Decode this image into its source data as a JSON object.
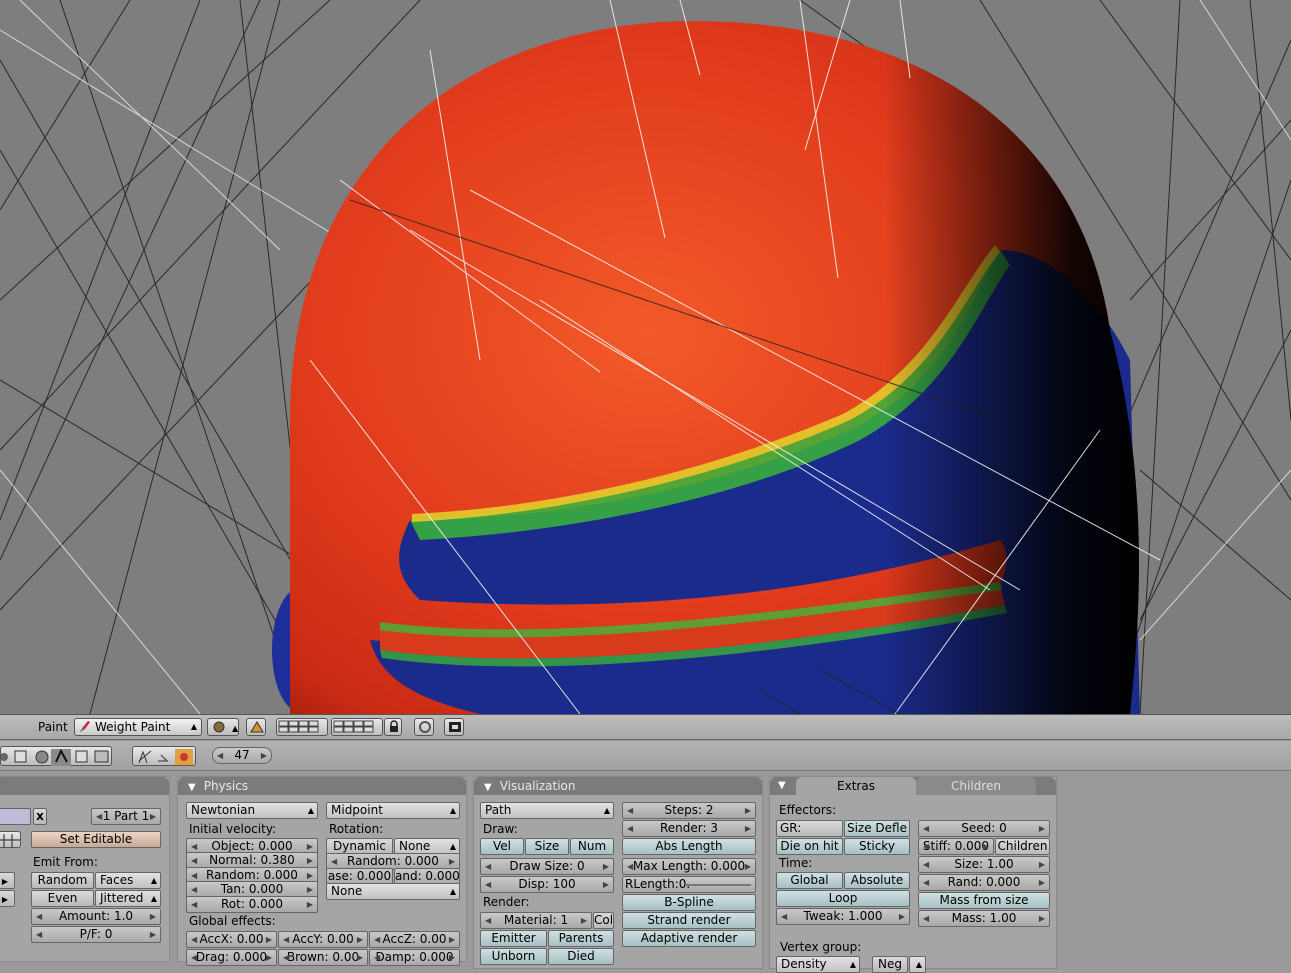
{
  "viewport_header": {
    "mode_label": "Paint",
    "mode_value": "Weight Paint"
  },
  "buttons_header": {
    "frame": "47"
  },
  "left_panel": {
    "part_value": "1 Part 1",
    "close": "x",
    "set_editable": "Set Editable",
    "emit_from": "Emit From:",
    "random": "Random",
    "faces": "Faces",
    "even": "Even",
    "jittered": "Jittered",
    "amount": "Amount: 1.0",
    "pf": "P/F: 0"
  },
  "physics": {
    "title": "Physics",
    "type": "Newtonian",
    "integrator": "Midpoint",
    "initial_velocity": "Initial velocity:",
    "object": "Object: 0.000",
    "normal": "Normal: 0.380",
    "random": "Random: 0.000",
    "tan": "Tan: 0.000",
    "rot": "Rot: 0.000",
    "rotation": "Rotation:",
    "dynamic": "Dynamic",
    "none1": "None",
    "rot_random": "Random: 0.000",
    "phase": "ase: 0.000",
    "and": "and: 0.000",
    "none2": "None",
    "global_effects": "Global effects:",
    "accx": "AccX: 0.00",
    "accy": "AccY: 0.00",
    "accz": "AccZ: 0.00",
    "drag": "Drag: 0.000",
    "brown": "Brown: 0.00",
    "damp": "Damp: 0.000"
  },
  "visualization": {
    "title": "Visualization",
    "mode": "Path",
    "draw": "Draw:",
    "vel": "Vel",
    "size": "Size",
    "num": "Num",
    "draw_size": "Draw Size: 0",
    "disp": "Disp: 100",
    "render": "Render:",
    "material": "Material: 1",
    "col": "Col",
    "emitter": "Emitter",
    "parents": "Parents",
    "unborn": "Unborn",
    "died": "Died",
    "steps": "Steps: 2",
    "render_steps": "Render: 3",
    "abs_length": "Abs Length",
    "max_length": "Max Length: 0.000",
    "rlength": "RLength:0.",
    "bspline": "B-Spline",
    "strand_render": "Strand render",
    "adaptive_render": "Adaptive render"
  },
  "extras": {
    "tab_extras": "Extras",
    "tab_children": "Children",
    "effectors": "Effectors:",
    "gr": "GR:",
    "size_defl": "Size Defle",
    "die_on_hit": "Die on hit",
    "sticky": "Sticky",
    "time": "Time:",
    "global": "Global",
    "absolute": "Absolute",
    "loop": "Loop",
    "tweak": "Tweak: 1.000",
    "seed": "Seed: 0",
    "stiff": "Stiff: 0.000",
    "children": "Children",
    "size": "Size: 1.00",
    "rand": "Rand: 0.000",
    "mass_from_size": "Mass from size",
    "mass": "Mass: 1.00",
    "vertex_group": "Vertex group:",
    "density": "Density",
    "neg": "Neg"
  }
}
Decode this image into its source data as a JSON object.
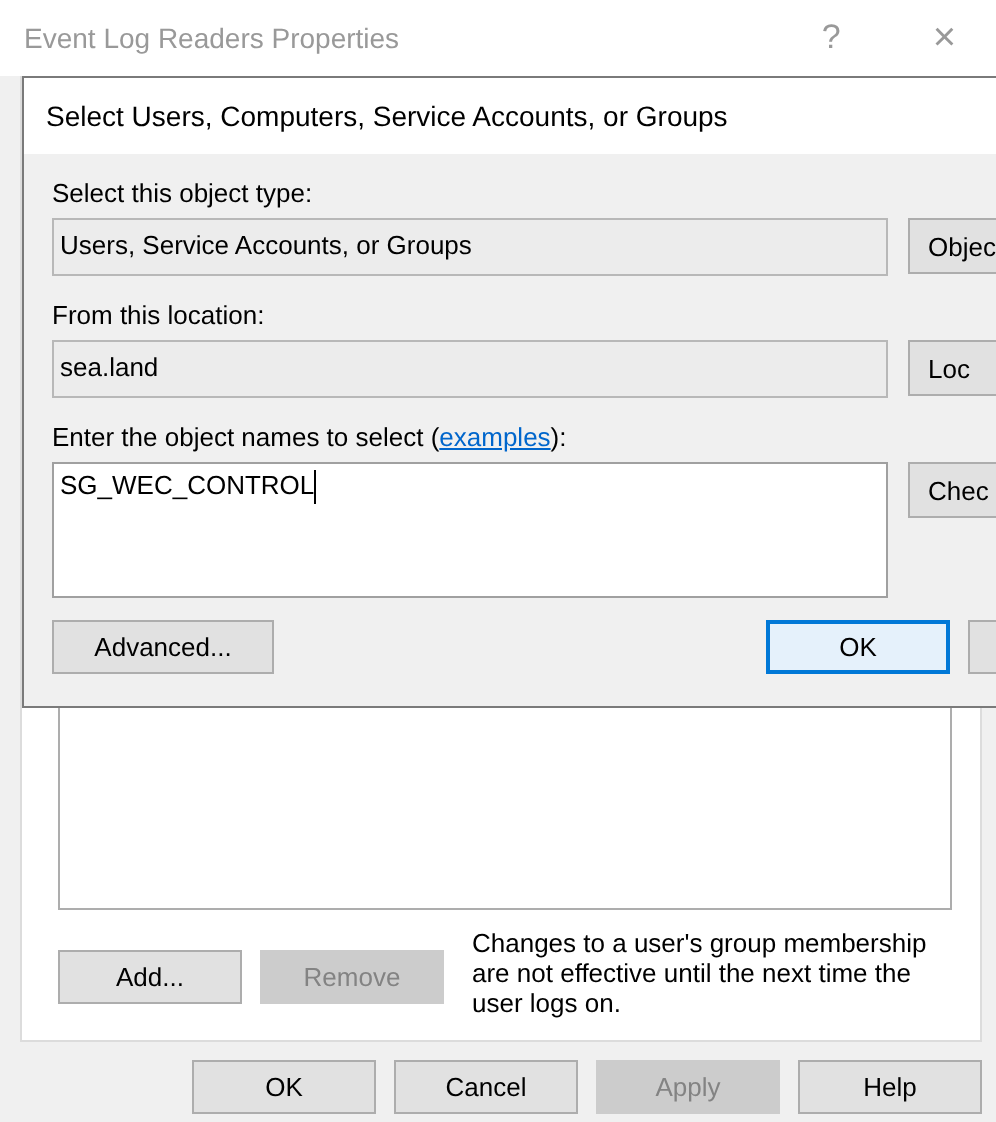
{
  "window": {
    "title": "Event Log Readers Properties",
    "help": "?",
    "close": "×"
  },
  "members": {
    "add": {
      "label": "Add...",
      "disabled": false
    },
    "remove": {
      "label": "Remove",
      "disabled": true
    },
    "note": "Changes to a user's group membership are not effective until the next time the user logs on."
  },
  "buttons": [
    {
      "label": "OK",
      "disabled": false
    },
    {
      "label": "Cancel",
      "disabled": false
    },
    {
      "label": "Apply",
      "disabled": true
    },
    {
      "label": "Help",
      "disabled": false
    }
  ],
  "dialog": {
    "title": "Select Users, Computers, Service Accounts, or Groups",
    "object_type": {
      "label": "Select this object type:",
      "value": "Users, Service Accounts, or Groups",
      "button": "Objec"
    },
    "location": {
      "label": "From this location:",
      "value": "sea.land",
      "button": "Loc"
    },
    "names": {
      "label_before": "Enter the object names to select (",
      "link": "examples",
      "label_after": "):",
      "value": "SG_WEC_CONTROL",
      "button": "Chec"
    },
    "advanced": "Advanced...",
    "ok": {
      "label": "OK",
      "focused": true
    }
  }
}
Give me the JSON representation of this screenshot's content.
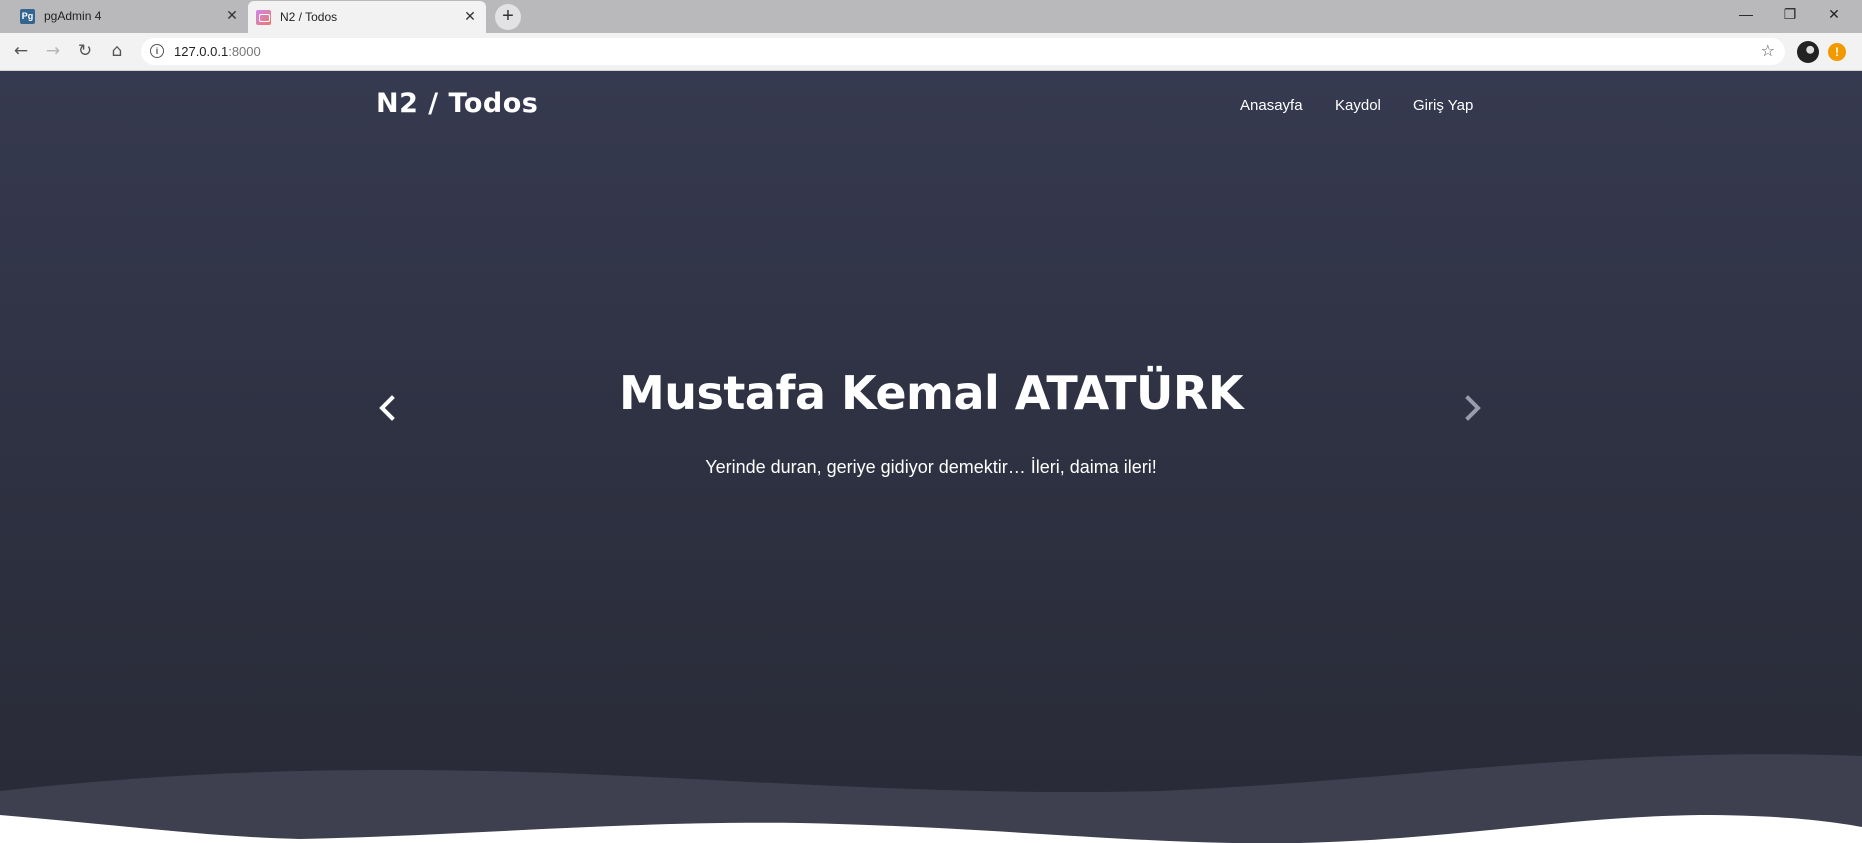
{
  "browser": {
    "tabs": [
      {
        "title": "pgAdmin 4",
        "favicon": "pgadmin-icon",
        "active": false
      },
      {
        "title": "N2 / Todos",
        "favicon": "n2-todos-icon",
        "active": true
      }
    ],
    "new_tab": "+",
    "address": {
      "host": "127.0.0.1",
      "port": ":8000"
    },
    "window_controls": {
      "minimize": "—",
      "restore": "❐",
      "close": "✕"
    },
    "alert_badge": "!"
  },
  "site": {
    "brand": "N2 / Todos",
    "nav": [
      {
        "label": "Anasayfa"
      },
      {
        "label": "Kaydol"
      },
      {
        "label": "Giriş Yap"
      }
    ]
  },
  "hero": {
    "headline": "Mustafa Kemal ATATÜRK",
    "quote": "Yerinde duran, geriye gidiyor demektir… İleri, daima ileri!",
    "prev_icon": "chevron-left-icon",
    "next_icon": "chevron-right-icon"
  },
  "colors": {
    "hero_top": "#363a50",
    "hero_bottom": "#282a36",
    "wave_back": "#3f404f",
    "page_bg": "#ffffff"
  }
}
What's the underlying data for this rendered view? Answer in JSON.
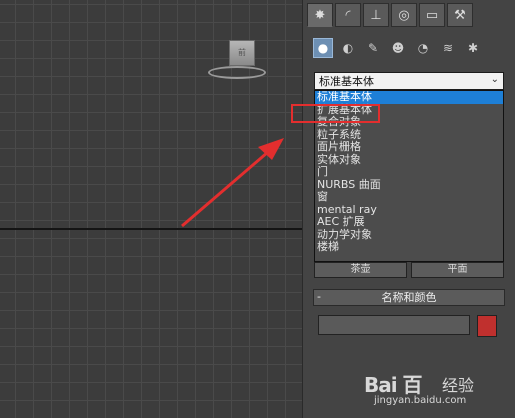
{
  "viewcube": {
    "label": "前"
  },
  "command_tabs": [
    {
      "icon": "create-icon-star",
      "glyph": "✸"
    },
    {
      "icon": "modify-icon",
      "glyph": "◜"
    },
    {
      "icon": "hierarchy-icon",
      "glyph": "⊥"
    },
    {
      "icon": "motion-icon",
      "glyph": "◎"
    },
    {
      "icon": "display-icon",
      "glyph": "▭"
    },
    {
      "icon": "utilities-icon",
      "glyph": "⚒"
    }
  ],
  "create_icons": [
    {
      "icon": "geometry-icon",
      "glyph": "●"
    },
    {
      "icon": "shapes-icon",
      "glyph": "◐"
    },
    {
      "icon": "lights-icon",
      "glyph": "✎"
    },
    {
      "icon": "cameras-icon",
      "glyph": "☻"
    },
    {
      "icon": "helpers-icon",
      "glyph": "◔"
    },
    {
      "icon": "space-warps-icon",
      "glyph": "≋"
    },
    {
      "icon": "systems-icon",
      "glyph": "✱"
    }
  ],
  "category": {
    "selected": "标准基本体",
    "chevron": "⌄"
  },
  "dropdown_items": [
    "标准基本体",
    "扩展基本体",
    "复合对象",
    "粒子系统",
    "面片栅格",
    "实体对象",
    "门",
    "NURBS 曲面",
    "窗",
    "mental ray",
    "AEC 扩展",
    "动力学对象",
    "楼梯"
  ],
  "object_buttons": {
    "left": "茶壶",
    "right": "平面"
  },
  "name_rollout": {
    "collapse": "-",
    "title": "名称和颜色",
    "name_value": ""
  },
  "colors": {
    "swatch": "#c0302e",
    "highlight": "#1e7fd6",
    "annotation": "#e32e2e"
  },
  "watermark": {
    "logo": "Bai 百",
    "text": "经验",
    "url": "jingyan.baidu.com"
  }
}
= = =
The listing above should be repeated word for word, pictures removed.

**Written response**
Decode this image into its source data as a JSON object.
{
  "viewport_header": {
    "mode_label": "Paint",
    "mode_value": "Weight Paint"
  },
  "buttons_header": {
    "frame": "47"
  },
  "left_panel": {
    "part_value": "1 Part 1",
    "close": "x",
    "set_editable": "Set Editable",
    "emit_from": "Emit From:",
    "random": "Random",
    "faces": "Faces",
    "even": "Even",
    "jittered": "Jittered",
    "amount": "Amount: 1.0",
    "pf": "P/F: 0"
  },
  "physics": {
    "title": "Physics",
    "type": "Newtonian",
    "integrator": "Midpoint",
    "initial_velocity": "Initial velocity:",
    "object": "Object: 0.000",
    "normal": "Normal: 0.380",
    "random": "Random: 0.000",
    "tan": "Tan: 0.000",
    "rot": "Rot: 0.000",
    "rotation": "Rotation:",
    "dynamic": "Dynamic",
    "none1": "None",
    "rot_random": "Random: 0.000",
    "phase": "ase: 0.000",
    "and": "and: 0.000",
    "none2": "None",
    "global_effects": "Global effects:",
    "accx": "AccX: 0.00",
    "accy": "AccY: 0.00",
    "accz": "AccZ: 0.00",
    "drag": "Drag: 0.000",
    "brown": "Brown: 0.00",
    "damp": "Damp: 0.000"
  },
  "visualization": {
    "title": "Visualization",
    "mode": "Path",
    "draw": "Draw:",
    "vel": "Vel",
    "size": "Size",
    "num": "Num",
    "draw_size": "Draw Size: 0",
    "disp": "Disp: 100",
    "render": "Render:",
    "material": "Material: 1",
    "col": "Col",
    "emitter": "Emitter",
    "parents": "Parents",
    "unborn": "Unborn",
    "died": "Died",
    "steps": "Steps: 2",
    "render_steps": "Render: 3",
    "abs_length": "Abs Length",
    "max_length": "Max Length: 0.000",
    "rlength": "RLength:0.",
    "bspline": "B-Spline",
    "strand_render": "Strand render",
    "adaptive_render": "Adaptive render"
  },
  "extras": {
    "tab_extras": "Extras",
    "tab_children": "Children",
    "effectors": "Effectors:",
    "gr": "GR:",
    "size_defl": "Size Defle",
    "die_on_hit": "Die on hit",
    "sticky": "Sticky",
    "time": "Time:",
    "global": "Global",
    "absolute": "Absolute",
    "loop": "Loop",
    "tweak": "Tweak: 1.000",
    "seed": "Seed: 0",
    "stiff": "Stiff: 0.000",
    "children": "Children",
    "size": "Size: 1.00",
    "rand": "Rand: 0.000",
    "mass_from_size": "Mass from size",
    "mass": "Mass: 1.00",
    "vertex_group": "Vertex group:",
    "density": "Density",
    "neg": "Neg"
  }
}
Decode this image into its source data as a JSON object.
{
  "window": {
    "title": "Event Log Readers Properties",
    "help": "?",
    "close": "×"
  },
  "members": {
    "add": {
      "label": "Add...",
      "disabled": false
    },
    "remove": {
      "label": "Remove",
      "disabled": true
    },
    "note": "Changes to a user's group membership are not effective until the next time the user logs on."
  },
  "buttons": [
    {
      "label": "OK",
      "disabled": false
    },
    {
      "label": "Cancel",
      "disabled": false
    },
    {
      "label": "Apply",
      "disabled": true
    },
    {
      "label": "Help",
      "disabled": false
    }
  ],
  "dialog": {
    "title": "Select Users, Computers, Service Accounts, or Groups",
    "object_type": {
      "label": "Select this object type:",
      "value": "Users, Service Accounts, or Groups",
      "button": "Objec"
    },
    "location": {
      "label": "From this location:",
      "value": "sea.land",
      "button": "Loc"
    },
    "names": {
      "label_before": "Enter the object names to select (",
      "link": "examples",
      "label_after": "):",
      "value": "SG_WEC_CONTROL",
      "button": "Chec"
    },
    "advanced": "Advanced...",
    "ok": {
      "label": "OK",
      "focused": true
    }
  }
}
Give me the JSON representation of this screenshot's content.
{
  "browser": {
    "tabs": [
      {
        "title": "pgAdmin 4",
        "favicon": "pgadmin-icon",
        "active": false
      },
      {
        "title": "N2 / Todos",
        "favicon": "n2-todos-icon",
        "active": true
      }
    ],
    "new_tab": "+",
    "address": {
      "host": "127.0.0.1",
      "port": ":8000"
    },
    "window_controls": {
      "minimize": "—",
      "restore": "❐",
      "close": "✕"
    },
    "alert_badge": "!"
  },
  "site": {
    "brand": "N2 / Todos",
    "nav": [
      {
        "label": "Anasayfa"
      },
      {
        "label": "Kaydol"
      },
      {
        "label": "Giriş Yap"
      }
    ]
  },
  "hero": {
    "headline": "Mustafa Kemal ATATÜRK",
    "quote": "Yerinde duran, geriye gidiyor demektir… İleri, daima ileri!",
    "prev_icon": "chevron-left-icon",
    "next_icon": "chevron-right-icon"
  },
  "colors": {
    "hero_top": "#363a50",
    "hero_bottom": "#282a36",
    "wave_back": "#3f404f",
    "page_bg": "#ffffff"
  }
}
What's the underlying data for this rendered view? Answer in JSON.
{
  "viewcube": {
    "label": "前"
  },
  "command_tabs": [
    {
      "icon": "create-icon-star",
      "glyph": "✸"
    },
    {
      "icon": "modify-icon",
      "glyph": "◜"
    },
    {
      "icon": "hierarchy-icon",
      "glyph": "⊥"
    },
    {
      "icon": "motion-icon",
      "glyph": "◎"
    },
    {
      "icon": "display-icon",
      "glyph": "▭"
    },
    {
      "icon": "utilities-icon",
      "glyph": "⚒"
    }
  ],
  "create_icons": [
    {
      "icon": "geometry-icon",
      "glyph": "●"
    },
    {
      "icon": "shapes-icon",
      "glyph": "◐"
    },
    {
      "icon": "lights-icon",
      "glyph": "✎"
    },
    {
      "icon": "cameras-icon",
      "glyph": "☻"
    },
    {
      "icon": "helpers-icon",
      "glyph": "◔"
    },
    {
      "icon": "space-warps-icon",
      "glyph": "≋"
    },
    {
      "icon": "systems-icon",
      "glyph": "✱"
    }
  ],
  "category": {
    "selected": "标准基本体",
    "chevron": "⌄"
  },
  "dropdown_items": [
    "标准基本体",
    "扩展基本体",
    "复合对象",
    "粒子系统",
    "面片栅格",
    "实体对象",
    "门",
    "NURBS 曲面",
    "窗",
    "mental ray",
    "AEC 扩展",
    "动力学对象",
    "楼梯"
  ],
  "object_buttons": {
    "left": "茶壶",
    "right": "平面"
  },
  "name_rollout": {
    "collapse": "-",
    "title": "名称和颜色",
    "name_value": ""
  },
  "colors": {
    "swatch": "#c0302e",
    "highlight": "#1e7fd6",
    "annotation": "#e32e2e"
  },
  "watermark": {
    "logo": "Bai 百",
    "text": "经验",
    "url": "jingyan.baidu.com"
  }
}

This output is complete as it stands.